Over-interpretation of data, particularly with respect to therapeutic intervention, has prompted further skepticism toward experimental models. In mouse models, inhibiting or blocking cells, cytokines and immune pathways, often promoted as potential therapies, are carried out before onset of symptoms. Whilst these are valid approaches to dissect mechanisms of pathogenesis, they are not useful guides for treating human severe disease, where intervention usually is initiated only after onset of symptoms. Thus many adjunctive therapies for severe malaria that have been effective in mice have failed in human studies. Treatments of infected animals therefore need to parallel more appropriately the manner in which treatment is given to humans, and should be assessed for efficacy when started after the appearance of clinical signs. In addition, delivering adjunctive treatments in conjunction with other standard anti-malarial therapies, such as quinine, would better model therapy delivered to humans.

The consensus of the Keystone attendees coalesced around the need to reconcile the opposing views of "no animal model replicates human malaria", and "animal models are always useful, or are the only approach possible to dissect mechanisms of immunity or immunopathology", in order to move research forward. Pierre Buffet (Paris) suggested that models should be selected that best reflect the particular human syndrome or response, and that similarities, differences and limitations of each model should always be described for each proposed application. Immune mechanisms and processes are more likely to have relevance for human malaria if they are verified in different experimental systems, with consistencies between several models, from mouse to primate. Proposed therapies should be examined when given after a syndrome has developed, and efforts should be made to examine these therapies in conjunction with other interventions typically given to treat humans with malaria.
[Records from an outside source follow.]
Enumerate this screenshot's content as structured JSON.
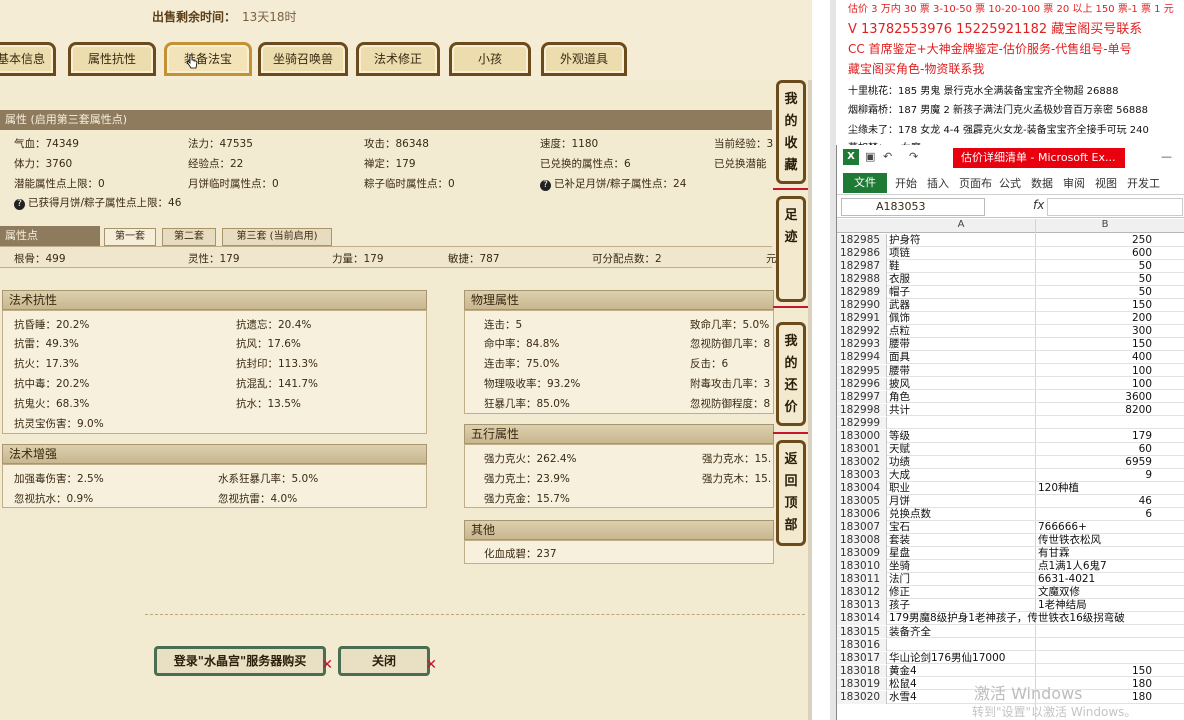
{
  "game": {
    "sale_label": "出售剩余时间：",
    "sale_value": "13天18时",
    "tabs": [
      "基本信息",
      "属性抗性",
      "装备法宝",
      "坐骑召唤兽",
      "法术修正",
      "小孩",
      "外观道具"
    ],
    "attr_section_title": "属性 (启用第三套属性点)",
    "attr_rows": [
      [
        "气血：74349",
        "法力：47535",
        "攻击：86348",
        "速度：1180",
        "当前经验：3"
      ],
      [
        "体力：3760",
        "经验点：22",
        "禅定：179",
        "已兑换的属性点：6",
        "已兑换潜能"
      ],
      [
        "潜能属性点上限：0",
        "月饼临时属性点：0",
        "粽子临时属性点：0",
        "已补足月饼/粽子属性点：24",
        ""
      ]
    ],
    "attr_extra": "已获得月饼/粽子属性点上限：46",
    "points_section_title": "属性点",
    "subtabs": [
      "第一套",
      "第二套",
      "第三套 (当前启用)"
    ],
    "points_row": [
      "根骨：499",
      "灵性：179",
      "力量：179",
      "敏捷：787",
      "可分配点数：2",
      "元"
    ],
    "resist": {
      "title": "法术抗性",
      "rows": [
        [
          "抗昏睡：20.2%",
          "抗遗忘：20.4%"
        ],
        [
          "抗雷：49.3%",
          "抗风：17.6%"
        ],
        [
          "抗火：17.3%",
          "抗封印：113.3%"
        ],
        [
          "抗中毒：20.2%",
          "抗混乱：141.7%"
        ],
        [
          "抗鬼火：68.3%",
          "抗水：13.5%"
        ],
        [
          "抗灵宝伤害：9.0%",
          ""
        ]
      ]
    },
    "enhance": {
      "title": "法术增强",
      "rows": [
        [
          "加强毒伤害：2.5%",
          "水系狂暴几率：5.0%"
        ],
        [
          "忽视抗水：0.9%",
          "忽视抗雷：4.0%"
        ]
      ]
    },
    "physical": {
      "title": "物理属性",
      "rows": [
        [
          "连击：5",
          "致命几率：5.0%"
        ],
        [
          "命中率：84.8%",
          "忽视防御几率：8"
        ],
        [
          "连击率：75.0%",
          "反击：6"
        ],
        [
          "物理吸收率：93.2%",
          "附毒攻击几率：3"
        ],
        [
          "狂暴几率：85.0%",
          "忽视防御程度：8"
        ]
      ]
    },
    "five": {
      "title": "五行属性",
      "rows": [
        [
          "强力克火：262.4%",
          "强力克水：15."
        ],
        [
          "强力克土：23.9%",
          "强力克木：15."
        ],
        [
          "强力克金：15.7%",
          ""
        ]
      ]
    },
    "other": {
      "title": "其他",
      "rows": [
        [
          "化血成碧：237"
        ]
      ]
    },
    "side_buttons": [
      "我的收藏",
      "足迹",
      "我的还价",
      "返回顶部"
    ],
    "buy_button": "登录\"水晶宫\"服务器购买",
    "close_button": "关闭"
  },
  "notes": {
    "lines": [
      {
        "text": "估价 3 万内 30 票  3-10-50 票  10-20-100 票  20 以上 150 票-1 票 1 元",
        "color": "red"
      },
      {
        "text": "V 13782553976    15225921182   藏宝阁买号联系",
        "color": "red"
      },
      {
        "text": "CC 首席鉴定+大神金牌鉴定-估价服务-代售组号-单号",
        "color": "red"
      },
      {
        "text": "藏宝阁买角色-物资联系我",
        "color": "red"
      },
      {
        "text": "十里桃花：185 男鬼 景行克水全满装备宝宝齐全物超 26888",
        "color": "black"
      },
      {
        "text": "烟柳霜桥：187 男魔 2 新孩子满法门克火孟极妙音百万亲密 56888",
        "color": "black"
      },
      {
        "text": "尘缘未了：178 女龙 4-4 强霹克火女龙-装备宝宝齐全接手可玩 240",
        "color": "black"
      },
      {
        "text": "莫如梦：... 女魔 ...",
        "color": "black"
      }
    ]
  },
  "excel": {
    "title": "估价详细清单 - Microsoft Ex...",
    "menus": [
      "开始",
      "插入",
      "页面布",
      "公式",
      "数据",
      "审阅",
      "视图",
      "开发工"
    ],
    "file_tab": "文件",
    "name_box": "A183053",
    "fx": "fx",
    "col_headers": [
      "A",
      "B"
    ],
    "rows": [
      [
        "182985",
        "护身符",
        "250"
      ],
      [
        "182986",
        "项链",
        "600"
      ],
      [
        "182987",
        "鞋",
        "50"
      ],
      [
        "182988",
        "衣服",
        "50"
      ],
      [
        "182989",
        "帽子",
        "50"
      ],
      [
        "182990",
        "武器",
        "150"
      ],
      [
        "182991",
        "佩饰",
        "200"
      ],
      [
        "182992",
        "点粒",
        "300"
      ],
      [
        "182993",
        "腰带",
        "150"
      ],
      [
        "182994",
        "面具",
        "400"
      ],
      [
        "182995",
        "腰带",
        "100"
      ],
      [
        "182996",
        "披风",
        "100"
      ],
      [
        "182997",
        "角色",
        "3600"
      ],
      [
        "182998",
        "共计",
        "8200"
      ],
      [
        "182999",
        "",
        ""
      ],
      [
        "183000",
        "等级",
        "179"
      ],
      [
        "183001",
        "天赋",
        "60"
      ],
      [
        "183002",
        "功绩",
        "6959"
      ],
      [
        "183003",
        "大成",
        "9"
      ],
      [
        "183004",
        "职业",
        "120种植"
      ],
      [
        "183005",
        "月饼",
        "46"
      ],
      [
        "183006",
        "兑换点数",
        "6"
      ],
      [
        "183007",
        "宝石",
        "766666+"
      ],
      [
        "183008",
        "套装",
        "传世铁衣松风"
      ],
      [
        "183009",
        "星盘",
        "有甘霖"
      ],
      [
        "183010",
        "坐骑",
        "点1满1人6鬼7"
      ],
      [
        "183011",
        "法门",
        "6631-4021"
      ],
      [
        "183012",
        "修正",
        "文魔双修"
      ],
      [
        "183013",
        "孩子",
        "1老神结局"
      ],
      [
        "183014",
        "179男魔8级护身1老神孩子，传世铁衣16级拐弯破",
        ""
      ],
      [
        "183015",
        "装备齐全",
        ""
      ],
      [
        "183016",
        "",
        ""
      ],
      [
        "183017",
        "华山论剑176男仙17000",
        ""
      ],
      [
        "183018",
        "黄金4",
        "150"
      ],
      [
        "183019",
        "松鼠4",
        "180"
      ],
      [
        "183020",
        "水雪4",
        "180"
      ]
    ]
  },
  "watermark": {
    "line1": "激活 Windows",
    "line2": "转到\"设置\"以激活 Windows。"
  }
}
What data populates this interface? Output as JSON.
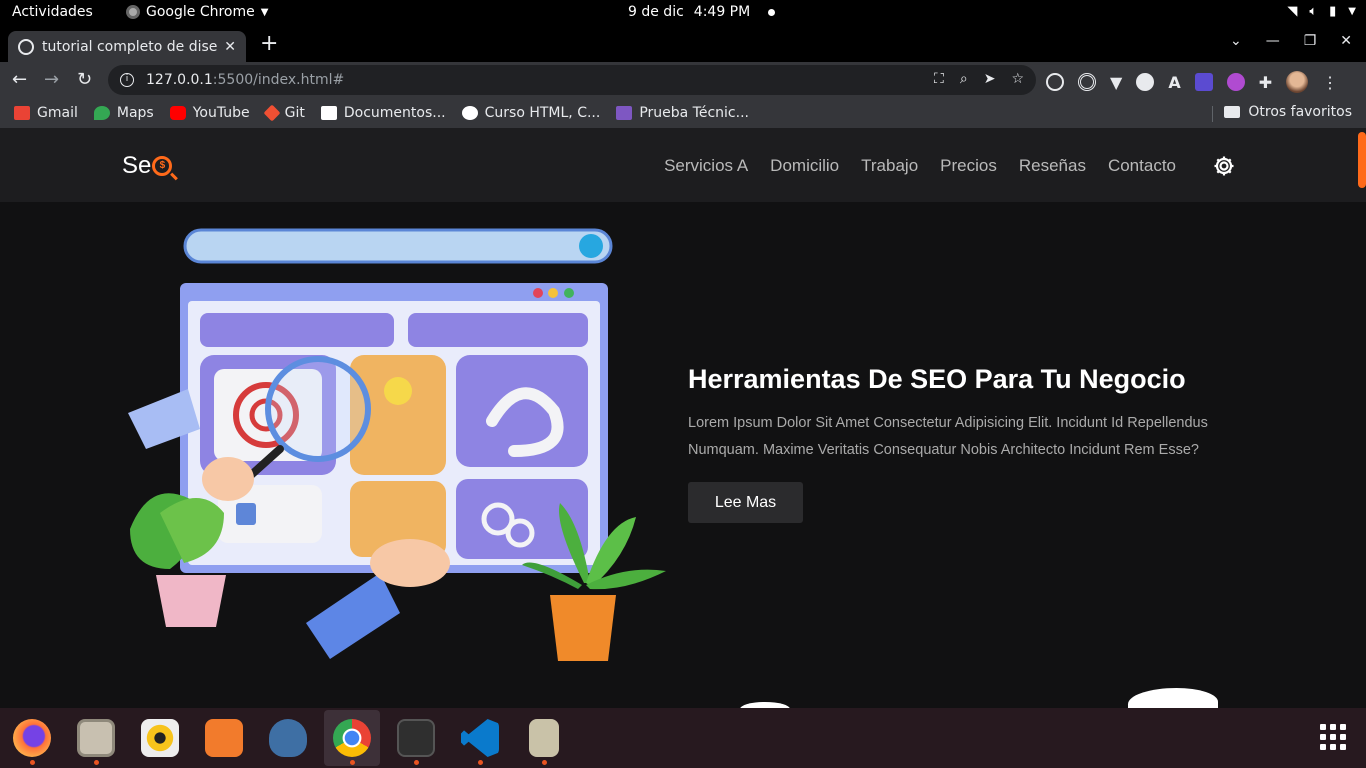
{
  "gnome": {
    "activities": "Actividades",
    "app_name": "Google Chrome",
    "date": "9 de dic",
    "time": "4:49 PM"
  },
  "browser": {
    "tab_title": "tutorial completo de diser",
    "url_host": "127.0.0.1",
    "url_path": ":5500/index.html#",
    "bookmarks": [
      {
        "label": "Gmail",
        "color": "#ea4335"
      },
      {
        "label": "Maps",
        "color": "#34a853"
      },
      {
        "label": "YouTube",
        "color": "#ff0000"
      },
      {
        "label": "Git",
        "color": "#f05033"
      },
      {
        "label": "Documentos...",
        "color": "#ffffff"
      },
      {
        "label": "Curso HTML, C...",
        "color": "#ffffff"
      },
      {
        "label": "Prueba Técnic...",
        "color": "#7e57c2"
      }
    ],
    "other_bookmarks": "Otros favoritos"
  },
  "site": {
    "logo_text": "Se",
    "logo_symbol": "$",
    "nav": [
      "Servicios A",
      "Domicilio",
      "Trabajo",
      "Precios",
      "Reseñas",
      "Contacto"
    ],
    "accent": "#ff6a1a",
    "hero": {
      "title": "Herramientas De SEO Para Tu Negocio",
      "text": "Lorem Ipsum Dolor Sit Amet Consectetur Adipisicing Elit. Incidunt Id Repellendus Numquam. Maxime Veritatis Consequatur Nobis Architecto Incidunt Rem Esse?",
      "button": "Lee Mas"
    }
  },
  "dock": {
    "apps": [
      {
        "name": "firefox-icon",
        "color": "#ff7139"
      },
      {
        "name": "files-icon",
        "color": "#c8c0b0"
      },
      {
        "name": "rhythmbox-icon",
        "color": "#f7c31b"
      },
      {
        "name": "software-icon",
        "color": "#f27b2c"
      },
      {
        "name": "pgadmin-icon",
        "color": "#3e6fa4"
      },
      {
        "name": "chrome-icon",
        "color": "#4285f4"
      },
      {
        "name": "terminal-icon",
        "color": "#2f2f2f"
      },
      {
        "name": "vscode-icon",
        "color": "#0a7acc"
      },
      {
        "name": "archive-icon",
        "color": "#c9c2a8"
      }
    ]
  }
}
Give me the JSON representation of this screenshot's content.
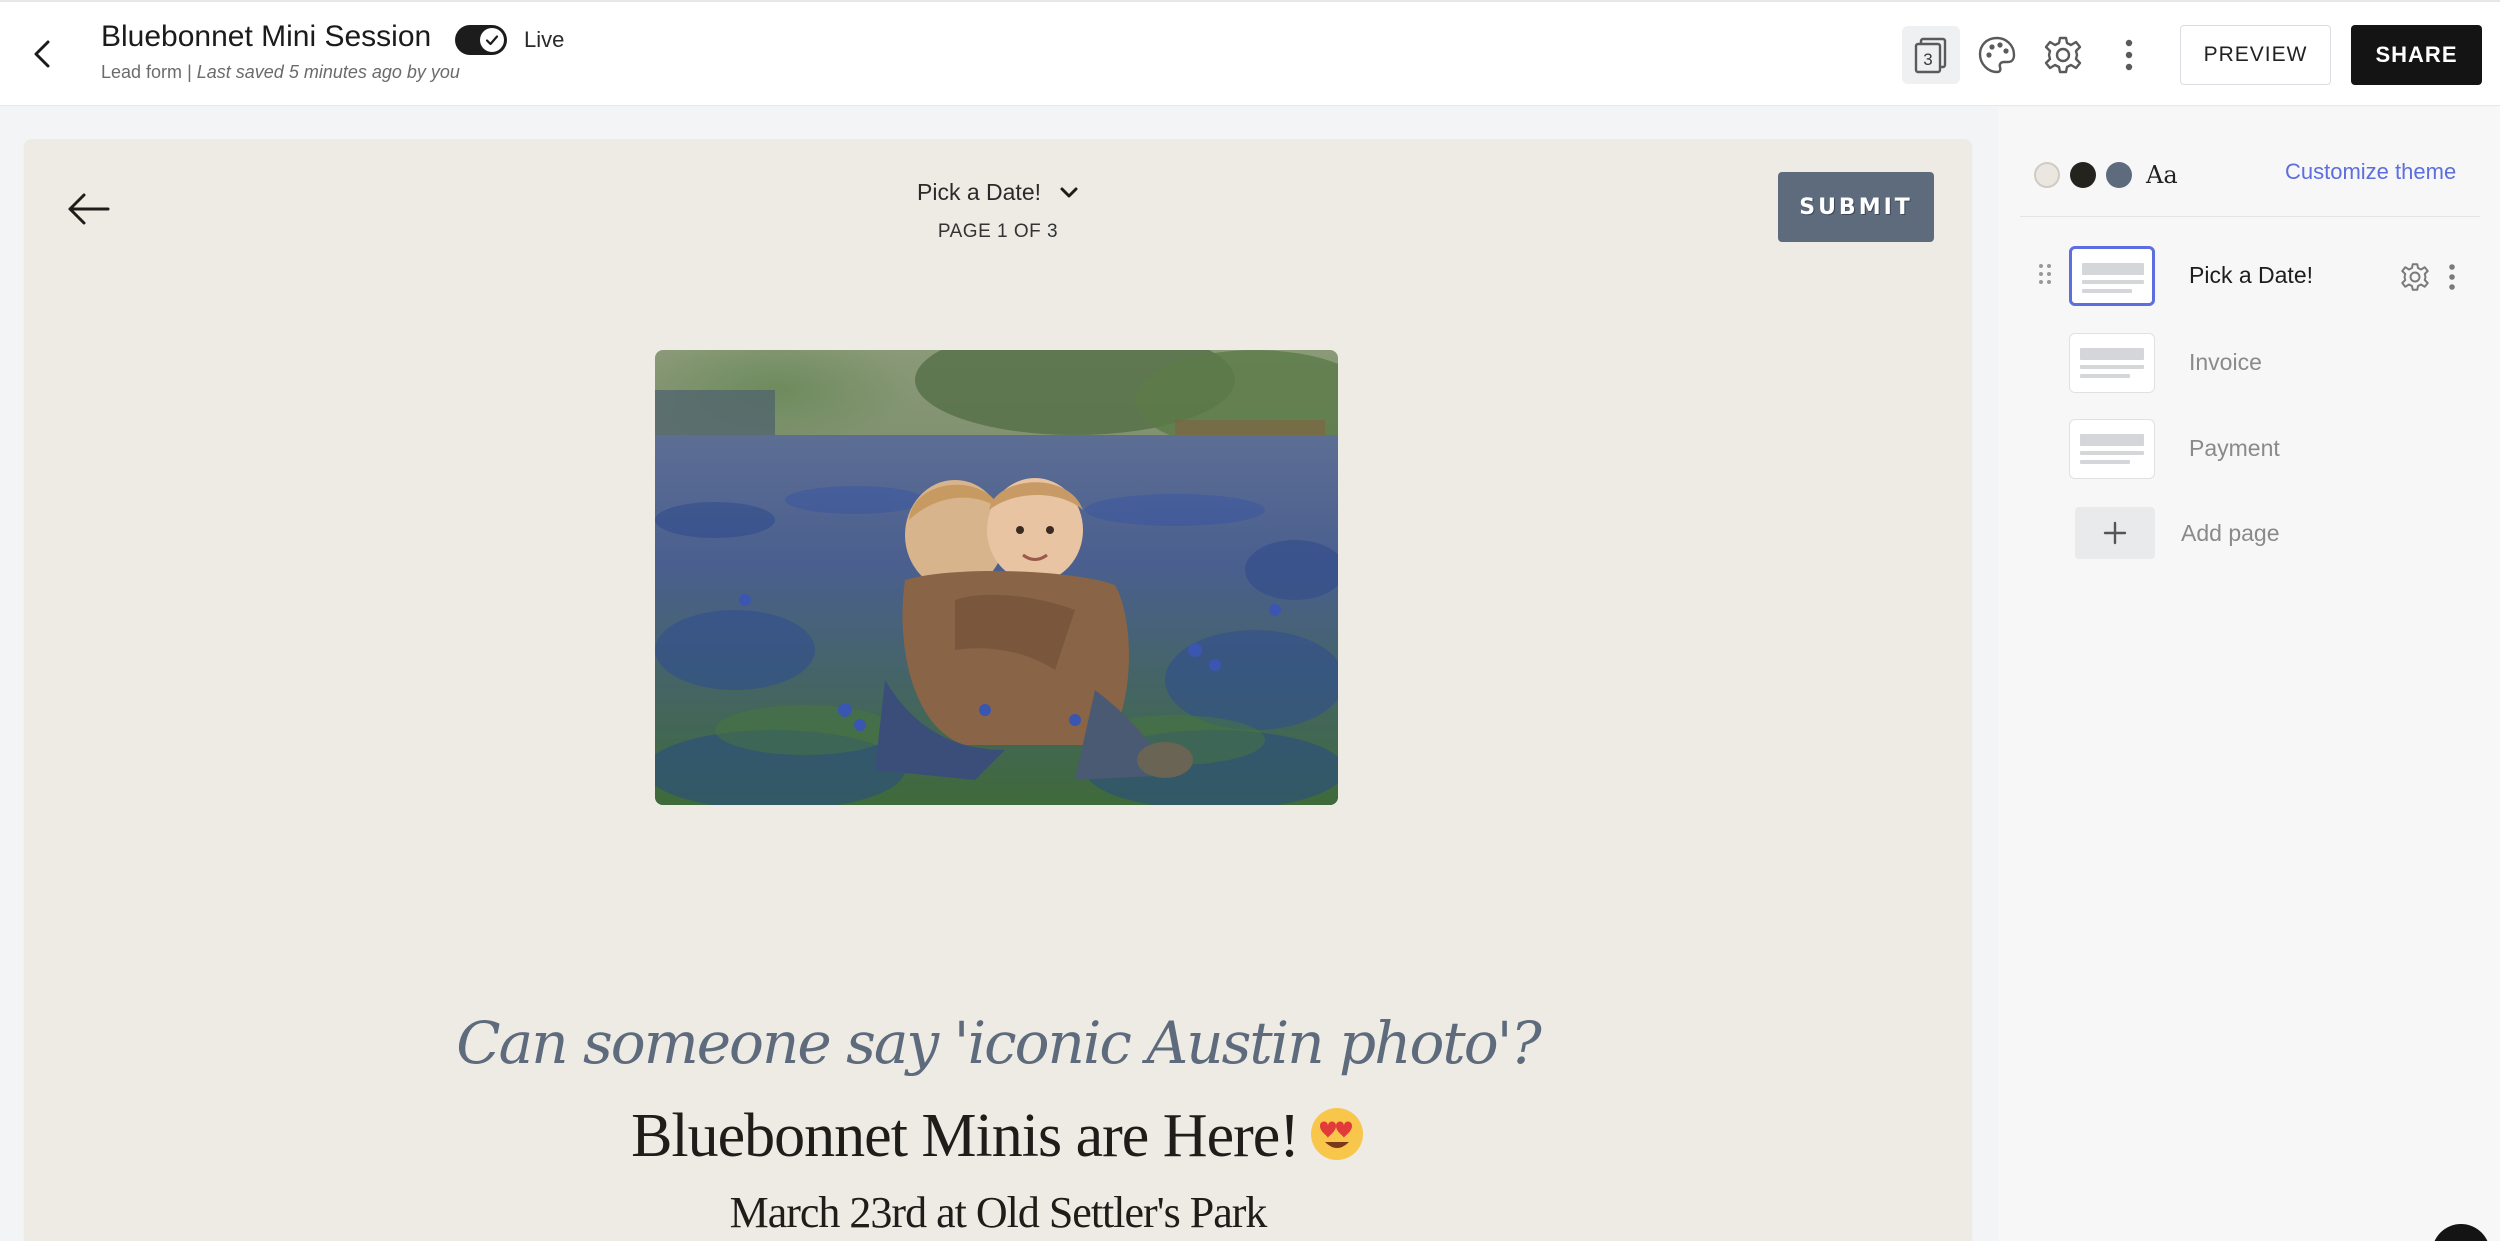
{
  "header": {
    "title": "Bluebonnet Mini Session",
    "form_type": "Lead form",
    "separator": "|",
    "last_saved": "Last saved 5 minutes ago by you",
    "live_label": "Live",
    "live_enabled": true,
    "page_count_badge": "3",
    "preview_label": "PREVIEW",
    "share_label": "SHARE"
  },
  "form": {
    "page_select_label": "Pick a Date!",
    "page_indicator": "PAGE 1 OF 3",
    "submit_label": "SUBMIT",
    "tagline": "Can someone say 'iconic Austin photo'?",
    "headline": "Bluebonnet Minis are Here!",
    "sub_headline": "March 23rd at Old Settler's Park"
  },
  "theme": {
    "swatches": [
      "#ebe7e0",
      "#25231e",
      "#5d6b7d"
    ],
    "font_preview": "Aa",
    "customize_label": "Customize theme",
    "accent": "#5c6ee0"
  },
  "pages": {
    "items": [
      {
        "label": "Pick a Date!",
        "active": true
      },
      {
        "label": "Invoice",
        "active": false
      },
      {
        "label": "Payment",
        "active": false
      }
    ],
    "add_label": "Add page"
  }
}
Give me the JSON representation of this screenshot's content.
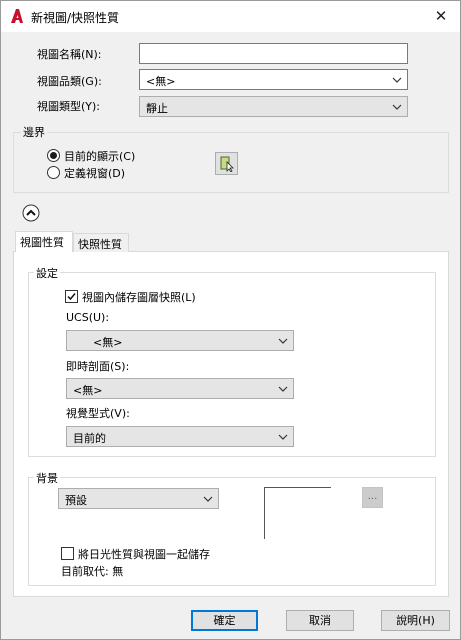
{
  "window": {
    "title": "新視圖/快照性質",
    "close_glyph": "✕"
  },
  "view_name": {
    "label": "視圖名稱(N):",
    "value": ""
  },
  "view_category": {
    "label": "視圖品類(G):",
    "value": "<無>"
  },
  "view_type": {
    "label": "視圖類型(Y):",
    "value": "靜止"
  },
  "boundary": {
    "title": "邊界",
    "current_display": {
      "label": "目前的顯示(C)",
      "selected": true
    },
    "define_window": {
      "label": "定義視窗(D)",
      "selected": false
    },
    "pick_icon": "pick-window-icon"
  },
  "tabs": [
    {
      "label": "視圖性質",
      "active": true
    },
    {
      "label": "快照性質",
      "active": false
    }
  ],
  "settings": {
    "title": "設定",
    "save_layer_snapshot": {
      "label": "視圖內儲存圖層快照(L)",
      "checked": true
    },
    "ucs": {
      "label": "UCS(U):",
      "value": "<無>"
    },
    "live_section": {
      "label": "即時剖面(S):",
      "value": "<無>"
    },
    "visual_style": {
      "label": "視覺型式(V):",
      "value": "目前的"
    }
  },
  "background": {
    "title": "背景",
    "value": "預設",
    "browse_label": "...",
    "save_sun": {
      "label": "將日光性質與視圖一起儲存",
      "checked": false
    },
    "current_override": "目前取代: 無"
  },
  "buttons": {
    "ok": "確定",
    "cancel": "取消",
    "help": "說明(H)"
  },
  "colors": {
    "accent": "#0078d7",
    "app_icon": "#c8102e"
  }
}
Experimental and human studies must be closely linked so that they each inform the other. To this end, bringing together scientists who study human malaria with those who study experimental models to compare and contrast the details of each might be especially fruitful. These discussions can identify the areas where the models are currently known to be useful, and the areas for further study that might identify where the models are or are not appropriate.